> _WHAT IS NEEDED_: Look through the listing below, and wherever a line has the string "colorProfile", copy it.

> _DATA TO EXAMINE_:

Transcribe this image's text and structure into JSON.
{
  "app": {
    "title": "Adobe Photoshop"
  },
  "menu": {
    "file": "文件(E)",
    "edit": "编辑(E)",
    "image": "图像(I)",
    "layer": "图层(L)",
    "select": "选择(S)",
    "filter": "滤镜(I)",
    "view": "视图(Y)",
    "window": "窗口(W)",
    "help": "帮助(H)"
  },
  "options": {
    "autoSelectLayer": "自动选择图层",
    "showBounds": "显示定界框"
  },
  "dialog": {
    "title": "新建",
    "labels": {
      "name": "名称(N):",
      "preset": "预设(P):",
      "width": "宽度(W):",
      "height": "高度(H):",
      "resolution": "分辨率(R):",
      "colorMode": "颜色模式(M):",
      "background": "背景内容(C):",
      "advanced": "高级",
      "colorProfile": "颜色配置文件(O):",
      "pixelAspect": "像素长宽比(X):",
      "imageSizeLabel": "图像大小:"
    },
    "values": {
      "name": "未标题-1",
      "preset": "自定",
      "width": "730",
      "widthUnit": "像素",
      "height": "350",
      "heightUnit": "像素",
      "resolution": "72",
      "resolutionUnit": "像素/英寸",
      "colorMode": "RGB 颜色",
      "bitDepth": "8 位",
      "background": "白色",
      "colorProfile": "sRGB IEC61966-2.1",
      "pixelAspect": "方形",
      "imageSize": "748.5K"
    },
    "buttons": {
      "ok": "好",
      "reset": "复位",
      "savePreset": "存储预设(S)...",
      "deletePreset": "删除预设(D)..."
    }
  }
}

> _RESPONSE BELOW_:
      "colorProfile": "颜色配置文件(O):",
      "colorProfile": "sRGB IEC61966-2.1",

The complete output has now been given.